──────── The input ────────

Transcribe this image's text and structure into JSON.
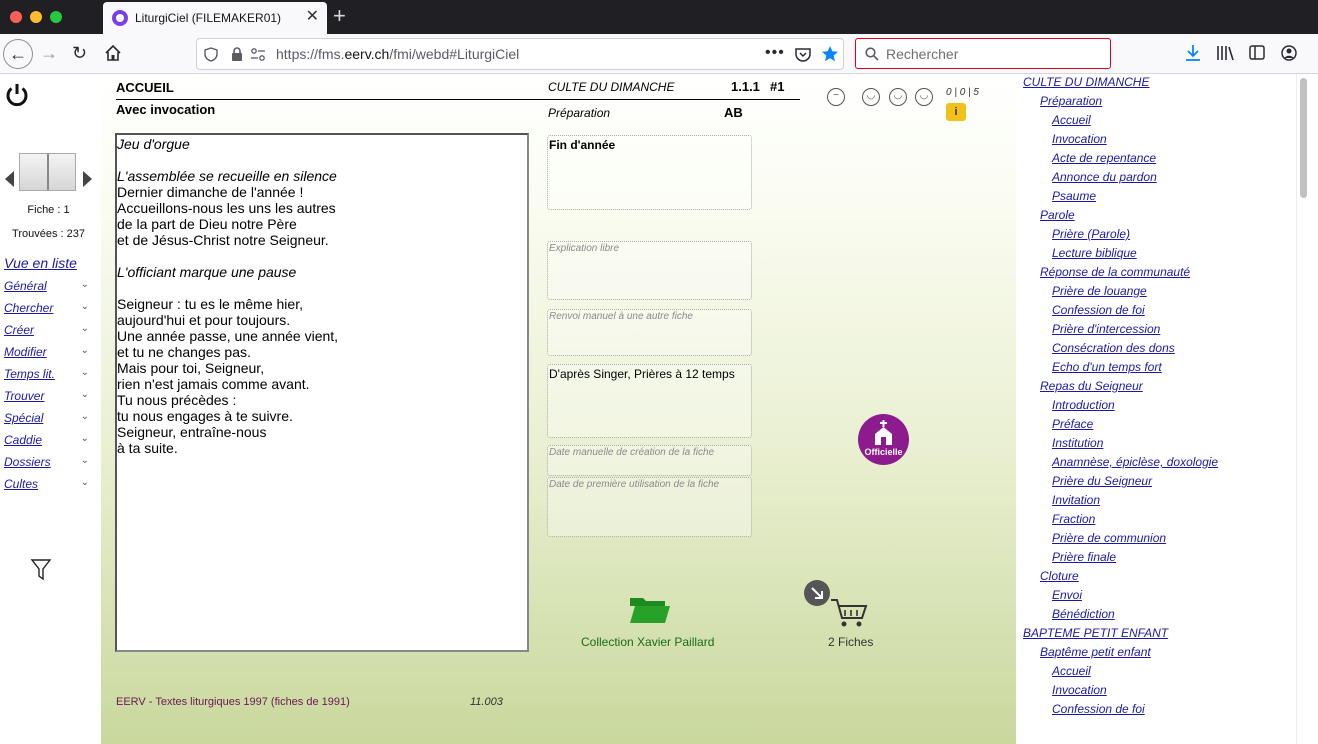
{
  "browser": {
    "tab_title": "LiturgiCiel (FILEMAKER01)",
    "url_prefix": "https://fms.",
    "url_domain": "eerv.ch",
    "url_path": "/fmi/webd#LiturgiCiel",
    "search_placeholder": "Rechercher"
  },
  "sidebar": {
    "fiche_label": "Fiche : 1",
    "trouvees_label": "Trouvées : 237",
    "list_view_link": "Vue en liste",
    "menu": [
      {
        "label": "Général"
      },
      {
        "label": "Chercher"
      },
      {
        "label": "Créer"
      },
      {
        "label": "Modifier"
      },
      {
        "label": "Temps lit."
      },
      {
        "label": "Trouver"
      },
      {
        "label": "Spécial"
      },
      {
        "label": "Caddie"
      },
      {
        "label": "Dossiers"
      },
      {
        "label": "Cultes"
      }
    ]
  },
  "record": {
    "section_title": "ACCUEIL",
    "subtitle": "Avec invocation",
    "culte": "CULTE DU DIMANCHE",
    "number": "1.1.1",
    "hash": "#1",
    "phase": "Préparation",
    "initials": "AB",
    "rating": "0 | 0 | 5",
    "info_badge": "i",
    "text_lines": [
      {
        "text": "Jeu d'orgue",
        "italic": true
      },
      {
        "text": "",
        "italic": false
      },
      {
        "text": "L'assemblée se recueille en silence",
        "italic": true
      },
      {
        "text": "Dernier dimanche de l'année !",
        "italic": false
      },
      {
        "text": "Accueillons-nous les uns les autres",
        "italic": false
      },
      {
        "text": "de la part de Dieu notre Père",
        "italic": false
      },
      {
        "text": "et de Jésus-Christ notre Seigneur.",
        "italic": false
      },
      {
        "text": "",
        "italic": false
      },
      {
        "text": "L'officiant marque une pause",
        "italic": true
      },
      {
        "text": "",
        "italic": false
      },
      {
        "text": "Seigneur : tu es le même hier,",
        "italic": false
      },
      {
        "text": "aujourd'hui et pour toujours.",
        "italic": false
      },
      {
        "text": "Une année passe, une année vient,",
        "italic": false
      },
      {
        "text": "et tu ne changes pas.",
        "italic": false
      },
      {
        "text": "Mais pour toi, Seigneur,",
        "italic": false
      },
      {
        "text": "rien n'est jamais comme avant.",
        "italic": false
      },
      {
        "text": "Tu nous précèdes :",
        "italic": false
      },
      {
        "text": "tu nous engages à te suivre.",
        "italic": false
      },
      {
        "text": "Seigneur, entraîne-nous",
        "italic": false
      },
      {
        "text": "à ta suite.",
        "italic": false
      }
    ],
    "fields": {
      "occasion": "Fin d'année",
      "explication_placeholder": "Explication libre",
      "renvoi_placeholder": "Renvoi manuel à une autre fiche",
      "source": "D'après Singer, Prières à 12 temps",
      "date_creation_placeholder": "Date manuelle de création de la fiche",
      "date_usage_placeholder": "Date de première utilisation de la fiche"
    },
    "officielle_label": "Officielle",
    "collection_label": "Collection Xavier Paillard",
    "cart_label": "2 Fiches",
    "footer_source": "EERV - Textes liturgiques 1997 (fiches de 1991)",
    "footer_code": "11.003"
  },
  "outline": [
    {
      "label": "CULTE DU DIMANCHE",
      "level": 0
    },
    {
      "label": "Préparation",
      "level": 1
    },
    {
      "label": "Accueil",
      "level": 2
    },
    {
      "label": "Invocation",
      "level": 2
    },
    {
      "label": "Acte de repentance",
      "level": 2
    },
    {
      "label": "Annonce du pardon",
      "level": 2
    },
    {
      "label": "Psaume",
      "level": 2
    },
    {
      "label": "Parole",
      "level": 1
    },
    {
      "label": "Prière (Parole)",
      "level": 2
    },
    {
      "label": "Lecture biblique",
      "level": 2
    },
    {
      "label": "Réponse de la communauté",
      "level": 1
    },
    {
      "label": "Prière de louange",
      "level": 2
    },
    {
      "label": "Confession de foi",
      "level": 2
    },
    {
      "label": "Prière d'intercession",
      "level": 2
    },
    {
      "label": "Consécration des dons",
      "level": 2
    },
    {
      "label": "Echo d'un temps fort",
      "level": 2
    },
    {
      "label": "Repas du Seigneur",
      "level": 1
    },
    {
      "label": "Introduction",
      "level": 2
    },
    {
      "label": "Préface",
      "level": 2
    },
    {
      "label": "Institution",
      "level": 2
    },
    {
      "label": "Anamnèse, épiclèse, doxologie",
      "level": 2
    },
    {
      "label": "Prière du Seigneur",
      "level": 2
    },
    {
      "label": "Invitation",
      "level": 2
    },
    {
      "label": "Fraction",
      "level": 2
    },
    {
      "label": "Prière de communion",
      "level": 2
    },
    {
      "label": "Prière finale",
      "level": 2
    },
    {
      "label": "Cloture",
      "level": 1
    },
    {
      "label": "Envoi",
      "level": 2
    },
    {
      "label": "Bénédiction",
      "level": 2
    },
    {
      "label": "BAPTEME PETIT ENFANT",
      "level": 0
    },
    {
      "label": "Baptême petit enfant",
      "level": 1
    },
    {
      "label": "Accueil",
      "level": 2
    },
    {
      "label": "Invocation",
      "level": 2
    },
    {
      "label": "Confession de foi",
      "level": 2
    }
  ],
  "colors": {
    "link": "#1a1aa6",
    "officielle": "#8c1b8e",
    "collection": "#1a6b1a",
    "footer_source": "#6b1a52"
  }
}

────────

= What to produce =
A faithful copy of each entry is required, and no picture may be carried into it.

= Response below =
Transcribe this image's text and structure into JSON.
{
  "browser": {
    "tab_title": "LiturgiCiel (FILEMAKER01)",
    "url_prefix": "https://fms.",
    "url_domain": "eerv.ch",
    "url_path": "/fmi/webd#LiturgiCiel",
    "search_placeholder": "Rechercher"
  },
  "sidebar": {
    "fiche_label": "Fiche : 1",
    "trouvees_label": "Trouvées : 237",
    "list_view_link": "Vue en liste",
    "menu": [
      {
        "label": "Général"
      },
      {
        "label": "Chercher"
      },
      {
        "label": "Créer"
      },
      {
        "label": "Modifier"
      },
      {
        "label": "Temps lit."
      },
      {
        "label": "Trouver"
      },
      {
        "label": "Spécial"
      },
      {
        "label": "Caddie"
      },
      {
        "label": "Dossiers"
      },
      {
        "label": "Cultes"
      }
    ]
  },
  "record": {
    "section_title": "ACCUEIL",
    "subtitle": "Avec invocation",
    "culte": "CULTE DU DIMANCHE",
    "number": "1.1.1",
    "hash": "#1",
    "phase": "Préparation",
    "initials": "AB",
    "rating": "0 | 0 | 5",
    "info_badge": "i",
    "text_lines": [
      {
        "text": "Jeu d'orgue",
        "italic": true
      },
      {
        "text": "",
        "italic": false
      },
      {
        "text": "L'assemblée se recueille en silence",
        "italic": true
      },
      {
        "text": "Dernier dimanche de l'année !",
        "italic": false
      },
      {
        "text": "Accueillons-nous les uns les autres",
        "italic": false
      },
      {
        "text": "de la part de Dieu notre Père",
        "italic": false
      },
      {
        "text": "et de Jésus-Christ notre Seigneur.",
        "italic": false
      },
      {
        "text": "",
        "italic": false
      },
      {
        "text": "L'officiant marque une pause",
        "italic": true
      },
      {
        "text": "",
        "italic": false
      },
      {
        "text": "Seigneur : tu es le même hier,",
        "italic": false
      },
      {
        "text": "aujourd'hui et pour toujours.",
        "italic": false
      },
      {
        "text": "Une année passe, une année vient,",
        "italic": false
      },
      {
        "text": "et tu ne changes pas.",
        "italic": false
      },
      {
        "text": "Mais pour toi, Seigneur,",
        "italic": false
      },
      {
        "text": "rien n'est jamais comme avant.",
        "italic": false
      },
      {
        "text": "Tu nous précèdes :",
        "italic": false
      },
      {
        "text": "tu nous engages à te suivre.",
        "italic": false
      },
      {
        "text": "Seigneur, entraîne-nous",
        "italic": false
      },
      {
        "text": "à ta suite.",
        "italic": false
      }
    ],
    "fields": {
      "occasion": "Fin d'année",
      "explication_placeholder": "Explication libre",
      "renvoi_placeholder": "Renvoi manuel à une autre fiche",
      "source": "D'après Singer, Prières à 12 temps",
      "date_creation_placeholder": "Date manuelle de création de la fiche",
      "date_usage_placeholder": "Date de première utilisation de la fiche"
    },
    "officielle_label": "Officielle",
    "collection_label": "Collection Xavier Paillard",
    "cart_label": "2 Fiches",
    "footer_source": "EERV - Textes liturgiques 1997 (fiches de 1991)",
    "footer_code": "11.003"
  },
  "outline": [
    {
      "label": "CULTE DU DIMANCHE",
      "level": 0
    },
    {
      "label": "Préparation",
      "level": 1
    },
    {
      "label": "Accueil",
      "level": 2
    },
    {
      "label": "Invocation",
      "level": 2
    },
    {
      "label": "Acte de repentance",
      "level": 2
    },
    {
      "label": "Annonce du pardon",
      "level": 2
    },
    {
      "label": "Psaume",
      "level": 2
    },
    {
      "label": "Parole",
      "level": 1
    },
    {
      "label": "Prière (Parole)",
      "level": 2
    },
    {
      "label": "Lecture biblique",
      "level": 2
    },
    {
      "label": "Réponse de la communauté",
      "level": 1
    },
    {
      "label": "Prière de louange",
      "level": 2
    },
    {
      "label": "Confession de foi",
      "level": 2
    },
    {
      "label": "Prière d'intercession",
      "level": 2
    },
    {
      "label": "Consécration des dons",
      "level": 2
    },
    {
      "label": "Echo d'un temps fort",
      "level": 2
    },
    {
      "label": "Repas du Seigneur",
      "level": 1
    },
    {
      "label": "Introduction",
      "level": 2
    },
    {
      "label": "Préface",
      "level": 2
    },
    {
      "label": "Institution",
      "level": 2
    },
    {
      "label": "Anamnèse, épiclèse, doxologie",
      "level": 2
    },
    {
      "label": "Prière du Seigneur",
      "level": 2
    },
    {
      "label": "Invitation",
      "level": 2
    },
    {
      "label": "Fraction",
      "level": 2
    },
    {
      "label": "Prière de communion",
      "level": 2
    },
    {
      "label": "Prière finale",
      "level": 2
    },
    {
      "label": "Cloture",
      "level": 1
    },
    {
      "label": "Envoi",
      "level": 2
    },
    {
      "label": "Bénédiction",
      "level": 2
    },
    {
      "label": "BAPTEME PETIT ENFANT",
      "level": 0
    },
    {
      "label": "Baptême petit enfant",
      "level": 1
    },
    {
      "label": "Accueil",
      "level": 2
    },
    {
      "label": "Invocation",
      "level": 2
    },
    {
      "label": "Confession de foi",
      "level": 2
    }
  ],
  "colors": {
    "link": "#1a1aa6",
    "officielle": "#8c1b8e",
    "collection": "#1a6b1a",
    "footer_source": "#6b1a52"
  }
}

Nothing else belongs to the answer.